Werner Kraus

Fraunhofer IPA

Henny Admoni

Carnegie Mellon University

Erdem Biyik

University of Southern California

Ann Majewicz Fey

University of Texas at Austin

Lars Johannsmeier

Franka Robotics


Schedule

Time (GMT+1)
09:00 am - 09:15 am Organizers
Introductory Remarks
09:15 am - 10:00 am Invited Speakers: Part I
10:00 am - 10:30 am Morning Coffee Break
10:30 am - 12:00 pm Invited Speakers: Part II
12:00 pm - 12:30 pm What mechanisms have been used and where?
Group Activity I
12:30 pm - 02:00 pm Lunch break
02:00 pm - 03:00 pm Technologies, Adoption, and Opportunities
Academic/Industry Panel
03:00 pm - 03:30 pm Contributed Paper Spotlight Presentations
03:30 pm - 04:00 pm Afternoon Coffee Break (and Posters)
04:00 pm - 04:30 pm Consolidation and Brainstorming Opportunities
Group Activity II
04:30 pm - 05:00 pm Concluding Remarks and Next Steps


Call for papers
New: The EasyChair call for papers and submission portal is now available!

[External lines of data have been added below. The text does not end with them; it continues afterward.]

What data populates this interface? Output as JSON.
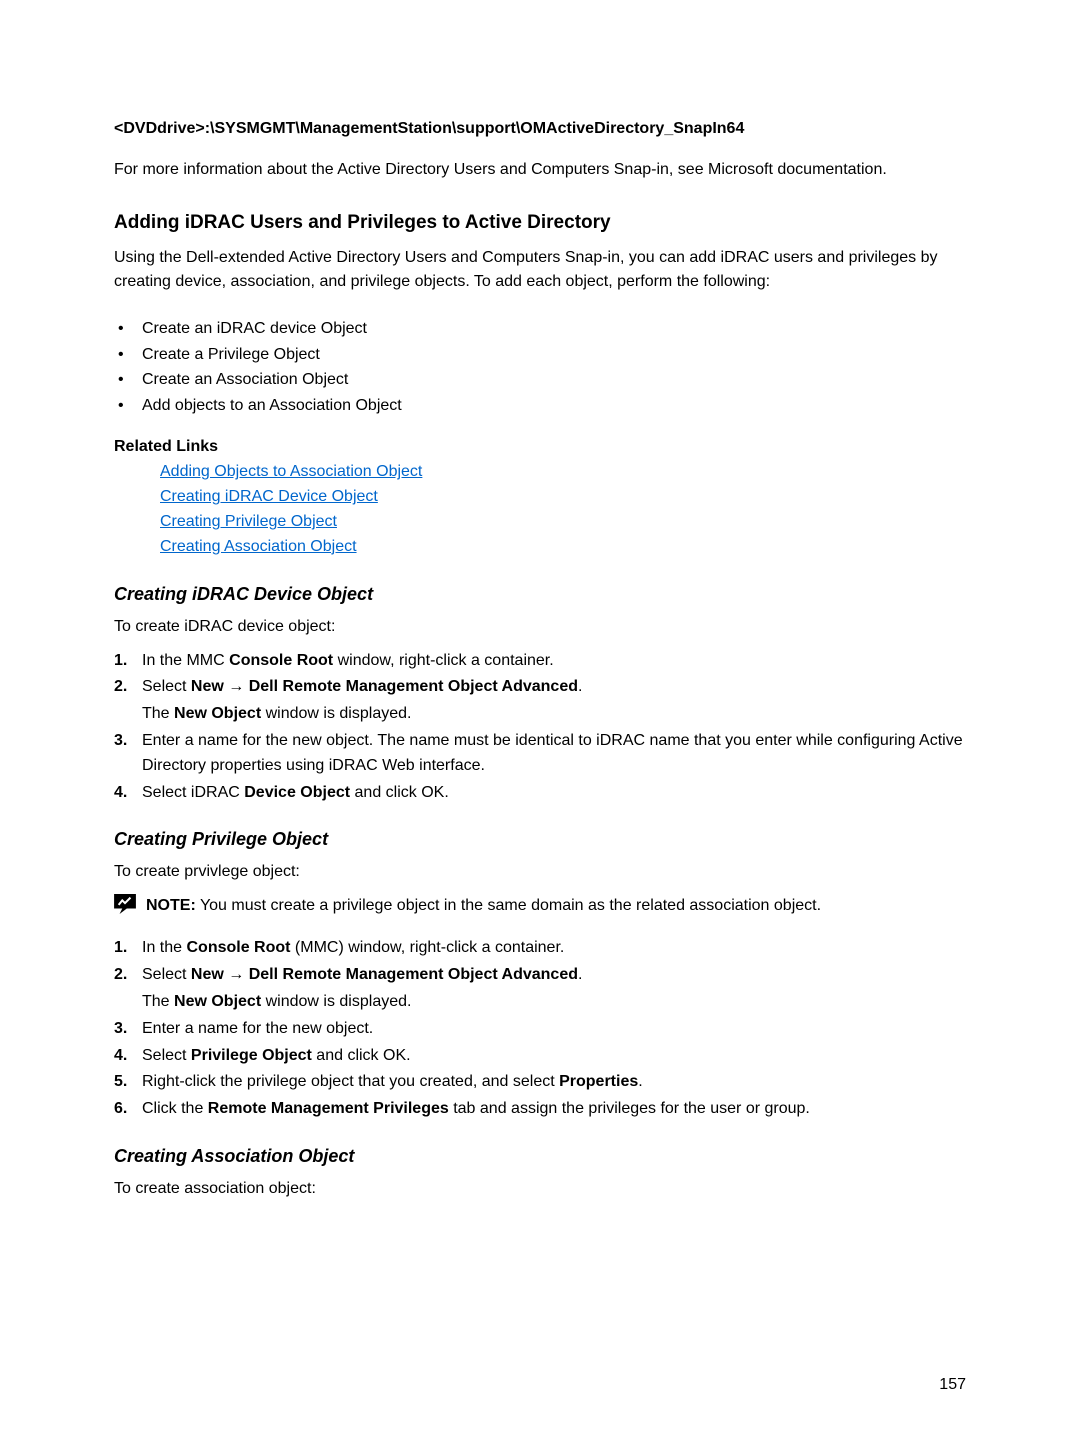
{
  "path": "<DVDdrive>:\\SYSMGMT\\ManagementStation\\support\\OMActiveDirectory_SnapIn64",
  "intro": "For more information about the Active Directory Users and Computers Snap-in, see Microsoft documentation.",
  "section1": {
    "title": "Adding iDRAC Users and Privileges to Active Directory",
    "para": "Using the Dell-extended Active Directory Users and Computers Snap-in, you can add iDRAC users and privileges by creating device, association, and privilege objects. To add each object, perform the following:",
    "bullets": [
      "Create an iDRAC device Object",
      "Create a Privilege Object",
      "Create an Association Object",
      "Add objects to an Association Object"
    ],
    "related_label": "Related Links",
    "links": [
      "Adding Objects to Association Object",
      "Creating iDRAC Device Object",
      "Creating Privilege Object",
      "Creating Association Object"
    ]
  },
  "section2": {
    "title": "Creating iDRAC Device Object",
    "intro": "To create iDRAC device object:",
    "steps": [
      {
        "pre": "In the MMC ",
        "b1": "Console Root",
        "post": " window, right-click a container."
      },
      {
        "pre": "Select ",
        "b1": "New",
        "arrow": " → ",
        "b2": "Dell Remote Management Object Advanced",
        "post": ".",
        "sub_pre": "The ",
        "sub_b": "New Object",
        "sub_post": " window is displayed."
      },
      {
        "pre": "Enter a name for the new object. The name must be identical to iDRAC name that you enter while configuring Active Directory properties using iDRAC Web interface."
      },
      {
        "pre": "Select iDRAC ",
        "b1": "Device Object",
        "post": " and click OK."
      }
    ]
  },
  "section3": {
    "title": "Creating Privilege Object",
    "intro": "To create prvivlege object:",
    "note_b": "NOTE:",
    "note": " You must create a privilege object in the same domain as the related association object.",
    "steps": [
      {
        "pre": "In the ",
        "b1": "Console Root",
        "post": " (MMC) window, right-click a container."
      },
      {
        "pre": "Select ",
        "b1": "New",
        "arrow": " → ",
        "b2": "Dell Remote Management Object Advanced",
        "post": ".",
        "sub_pre": "The ",
        "sub_b": "New Object",
        "sub_post": " window is displayed."
      },
      {
        "pre": "Enter a name for the new object."
      },
      {
        "pre": "Select ",
        "b1": "Privilege Object",
        "post": " and click OK."
      },
      {
        "pre": "Right-click the privilege object that you created, and select ",
        "b1": "Properties",
        "post": "."
      },
      {
        "pre": "Click the ",
        "b1": "Remote Management Privileges",
        "post": " tab and assign the privileges for the user or group."
      }
    ]
  },
  "section4": {
    "title": "Creating Association Object",
    "intro": "To create association object:"
  },
  "page_number": "157"
}
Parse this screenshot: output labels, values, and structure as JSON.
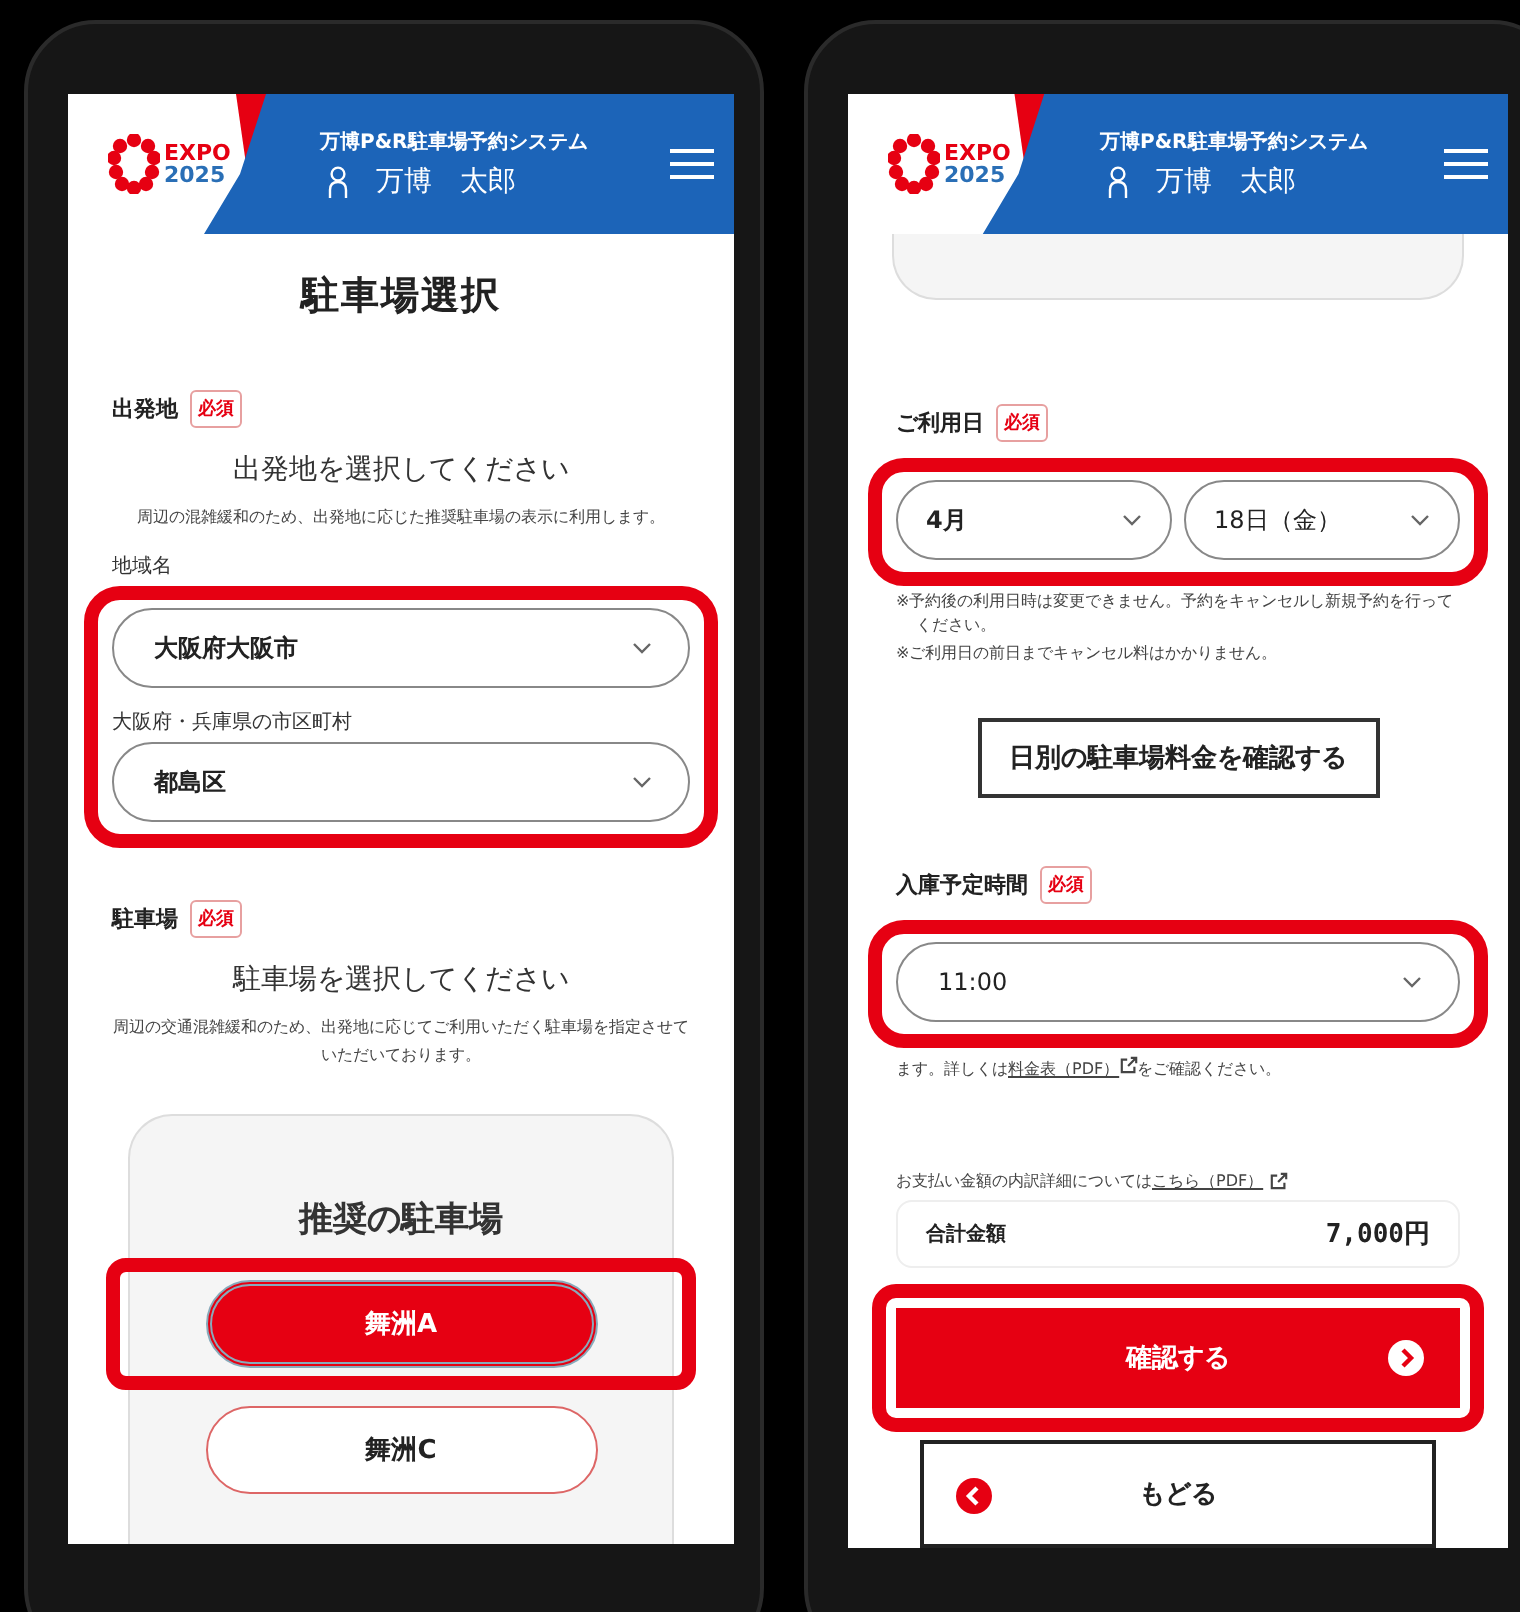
{
  "left_screen": {
    "header": {
      "logo_word": "EXPO",
      "logo_year": "2025",
      "system_title": "万博P&R駐車場予約システム",
      "user_name": "万博　太郎"
    },
    "page_title": "駐車場選択",
    "departure": {
      "label": "出発地",
      "badge": "必須",
      "heading": "出発地を選択してください",
      "note": "周辺の混雑緩和のため、出発地に応じた推奨駐車場の表示に利用します。",
      "highlighted": true,
      "fields": [
        {
          "label": "地域名",
          "value": "大阪府大阪市"
        },
        {
          "label": "大阪府・兵庫県の市区町村",
          "value": "都島区"
        }
      ]
    },
    "parking": {
      "label": "駐車場",
      "badge": "必須",
      "heading": "駐車場を選択してください",
      "note": "周辺の交通混雑緩和のため、出発地に応じてご利用いただく駐車場を指定させていただいております。",
      "card_title": "推奨の駐車場",
      "options": [
        {
          "label": "舞洲A",
          "selected": true,
          "highlighted": true
        },
        {
          "label": "舞洲C",
          "selected": false,
          "highlighted": false
        }
      ]
    }
  },
  "right_screen": {
    "header": {
      "logo_word": "EXPO",
      "logo_year": "2025",
      "system_title": "万博P&R駐車場予約システム",
      "user_name": "万博　太郎"
    },
    "date": {
      "label": "ご利用日",
      "badge": "必須",
      "highlighted": true,
      "selects": [
        "4月",
        "18日（金）"
      ],
      "notes": [
        "※予約後の利用日時は変更できません。予約をキャンセルし新規予約を行ってください。",
        "※ご利用日の前日までキャンセル料はかかりません。"
      ]
    },
    "fee_button": "日別の駐車場料金を確認する",
    "time": {
      "label": "入庫予定時間",
      "badge": "必須",
      "highlighted": true,
      "value": "11:00",
      "note": {
        "before": "ます。詳しくは",
        "link": "料金表（PDF）",
        "after": "をご確認ください。"
      }
    },
    "payment_note": {
      "before": "お支払い金額の内訳詳細については",
      "link": "こちら（PDF）"
    },
    "total": {
      "label": "合計金額",
      "amount": "7,000円"
    },
    "confirm_button": {
      "label": "確認する",
      "highlighted": true
    },
    "back_button": "もどる"
  }
}
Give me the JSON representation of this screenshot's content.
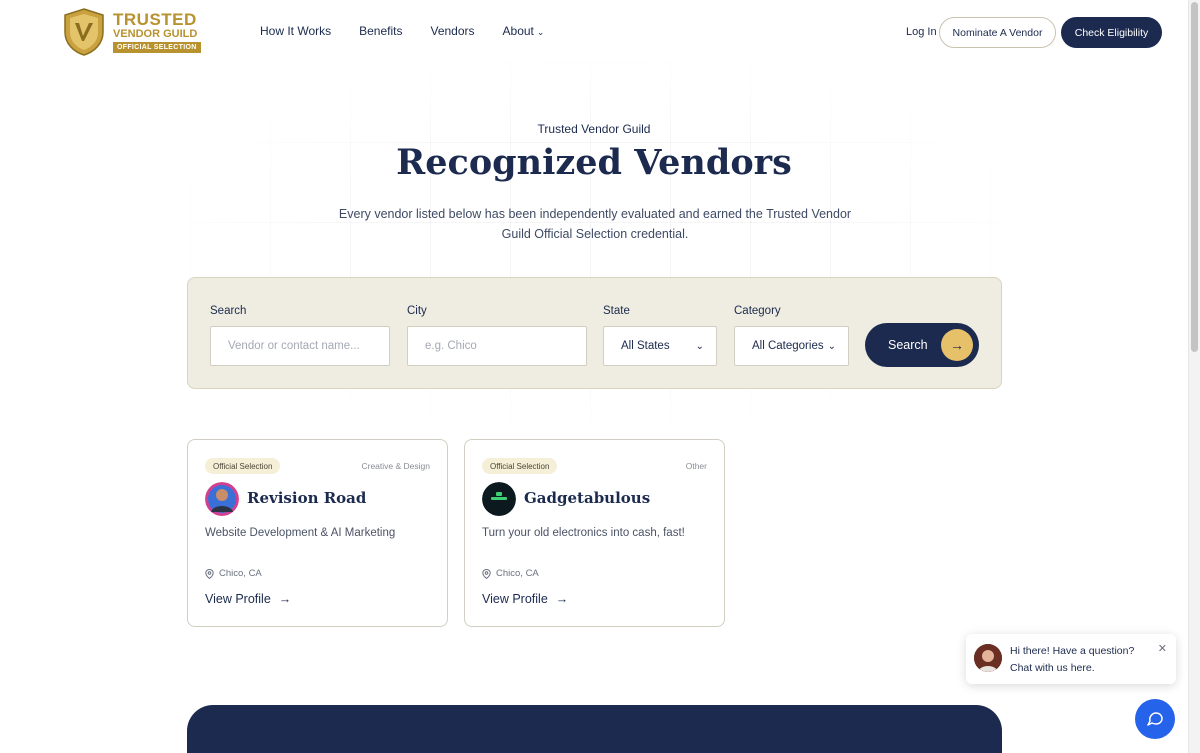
{
  "header": {
    "logo": {
      "line1": "TRUSTED",
      "line2": "VENDOR GUILD",
      "line3": "OFFICIAL SELECTION"
    },
    "nav": [
      "How It Works",
      "Benefits",
      "Vendors",
      "About"
    ],
    "login_label": "Log In",
    "nominate_label": "Nominate A Vendor",
    "eligibility_label": "Check Eligibility"
  },
  "hero": {
    "eyebrow": "Trusted Vendor Guild",
    "title": "Recognized Vendors",
    "subtitle": "Every vendor listed below has been independently evaluated and earned the Trusted Vendor Guild Official Selection credential."
  },
  "search": {
    "search_label": "Search",
    "search_placeholder": "Vendor or contact name...",
    "city_label": "City",
    "city_placeholder": "e.g. Chico",
    "state_label": "State",
    "state_value": "All States",
    "category_label": "Category",
    "category_value": "All Categories",
    "button_label": "Search"
  },
  "vendors": [
    {
      "badge": "Official Selection",
      "category": "Creative & Design",
      "name": "Revision Road",
      "description": "Website Development & AI Marketing",
      "location": "Chico, CA",
      "link": "View Profile"
    },
    {
      "badge": "Official Selection",
      "category": "Other",
      "name": "Gadgetabulous",
      "description": "Turn your old electronics into cash, fast!",
      "location": "Chico, CA",
      "link": "View Profile"
    }
  ],
  "chat": {
    "message": "Hi there! Have a question? Chat with us here."
  },
  "colors": {
    "navy": "#1b2a4e",
    "gold": "#b8922f",
    "accent_yellow": "#e7c06a",
    "panel_bg": "#efede1",
    "chat_blue": "#2563eb"
  }
}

Areas of interest
We solicit submissions related to (but not limited to) the following themes on interaction-grounded machine learning with humans:

  • Multi-modal interfaces for teaching and robot interaction
  • Novel interfaces for teaching robots or shared control/shared assistance
  • Assessing the impact of application on human input interfaces in robot learning or shared control/autonomy systems
  • Modeling human input requirements in human-robot teaming systems
All submissions will be managed through EasyChair. Authors are invited to submit short papers of 2-4 pages (including references) describing work related to any of the topics above. We encourage papers to follow the formatting of the official RSS LaTeX template. The review process will be double blind so please make sure your submission is anonymized. Workshop submissions are non-archival (allowing submissions to future conferences or journals). We welcome both preliminary results as well as results that summarize or build on previously-presented work. Accepted papers will be presented as posters during the workshop and select works will be invited to give spotlight talks during the workshop. Accepted papers will be made available online on the workshop website. Submissions will be evaluated based on novelty, rigor, and relevance to theme of the workshop.

Important Dates (All times are Anywhere on Earth [AoE] unless specified otherwise)
  • Submission deadline: May 8th, 2024.
  • Notification deadline: June 15th, 2024.
  • Camera-ready deadline: July 1st, 2024.
  • Workshop: July 15th, 2024.

Organizers

Mike Hagenow

Massachusetts Institute of Technology

Andreea Bobu

Boston Dynamics AI Institute/MIT

Tesca Fitzgerald

Yale University

Mario Selvaggio

University of Naples Federico II

Harold Soh

National University of Singapore

Julie Shah

Massachusetts Institute of Technology



Contact
Reach out to mechanisms.hri@gmail.com with any questions.